Here is part of the story of Jennifer Miriguay, who has lived with cancer since 2009. Her battle continues and she is currently in treatment.

“I didn’t check the OICC out until I was re-diagnosed with Stage 4 cancer in May 2012. And it is a regret of mine that I didn’t seek out the OICC earlier because it truly has been the missing piece of the puzzle I was looking for to fight this disease. Without a doubt, making that appointment with the OICC to seek their advice and treatments was a watershed for me. It has allowed me to take back some control from a disease that loves to be in the proverbial driver’s seat.

“The OICC has given me renewed hope and an assurance that I’m doing everything I possibly can to fight this disease. I first met with Dr. Dugald Seely in August 2013, and left that appointment completely enlightened. For the first time, I finally felt armed with information, a new approach, several suggestions for a new way of eating, and how certain supplements could boost my immune system and help me sleep. It was a complete “aha” moment for me because in all the years I had been receiving traditional treatment, no one had ever advised me on what I should be eating or taking to give my body that fighting edge.

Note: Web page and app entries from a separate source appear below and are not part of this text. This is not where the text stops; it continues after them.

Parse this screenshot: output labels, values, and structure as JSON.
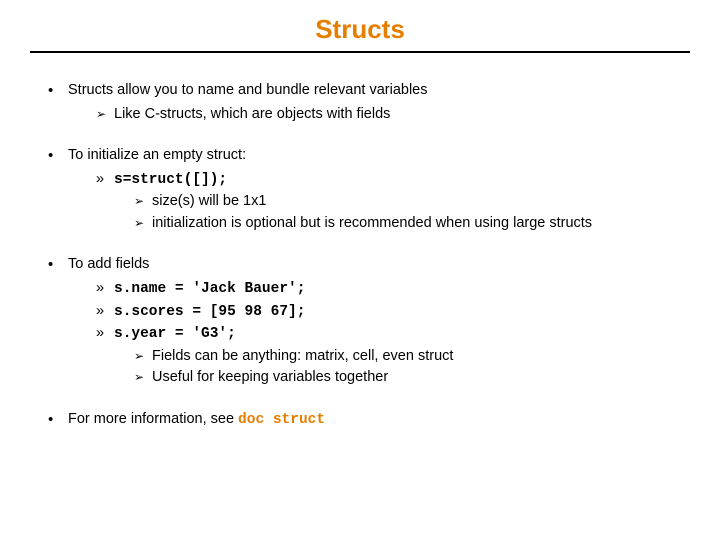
{
  "title": "Structs",
  "b1": {
    "head": "Structs allow you to name and bundle relevant variables",
    "sub1": "Like C-structs, which are objects with fields"
  },
  "b2": {
    "head": "To initialize an empty struct:",
    "code": "s=struct([]);",
    "sub1": "size(s) will be 1x1",
    "sub2": "initialization is optional but is recommended when using large structs"
  },
  "b3": {
    "head": "To add fields",
    "code1": "s.name = 'Jack Bauer';",
    "code2": "s.scores = [95 98 67];",
    "code3": "s.year = 'G3';",
    "sub1": "Fields can be anything: matrix, cell, even struct",
    "sub2": "Useful for keeping variables together"
  },
  "b4": {
    "head_pre": "For more information, see ",
    "head_code": "doc struct"
  }
}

“After a couple of visits with Dr. Seely (see Ottawa Life December issue for background on Dr. Seely’s work) on the naturopathic side, I then made an appointment to have acupuncture to help relieve the pain in my hands and feet (called neuropathy) caused by ongoing chemotherapy treatments. My pain is virtually gone now and the relief I feel is amazing.

“In a nutshell, the OICC has unequivocally improved my quality of life and outlook thanks to the combination of naturopathic guidance and acupuncture treatments. And hands down, between the traditional treatment I receive from the Cancer Program and the complementary therapies offered by the OICC, the puzzle is complete.”

Terry Vida contacted the OICC to volunteer and to help support the Centre as soon as she heard of its opening in Ottawa. When Vida went through her experience with cancer, the OICC had not yet opened its doors. And yet, instinctively, she incorporated complementary care into her fight. In addition to her oncologist, she had her own team that included a naturopathic doctor, trainer, counsellor, acupuncturist, and a wellness coach. She had already been seeing a naturopathic doctor for 12 years and so it was just natural for her to continue. She credits complementary care for much of her pain relief and helping keep her body strong and able to fight off the disease and cope with side effects of conventional care. “I am a very strong believer in complementary care. I see a place for it working in tandem with conventional care. That was always part of the plan for me. I felt that this team would get me through.” She was right.

Mind, body, spirit. Together with traditional cancer care providers, the OICC is helping an increasing number of patients to better cope with this debilitating disease. Three women, three different stories, and for each woman, there is the same outcome from complementary care: a feeling of healing and inner peace, regardless of where they are on their journey. By bringing all the pieces of complementary care together and available under one roof, the OICC tactic is unbeatable and is truly a haven of hope, peace and healing.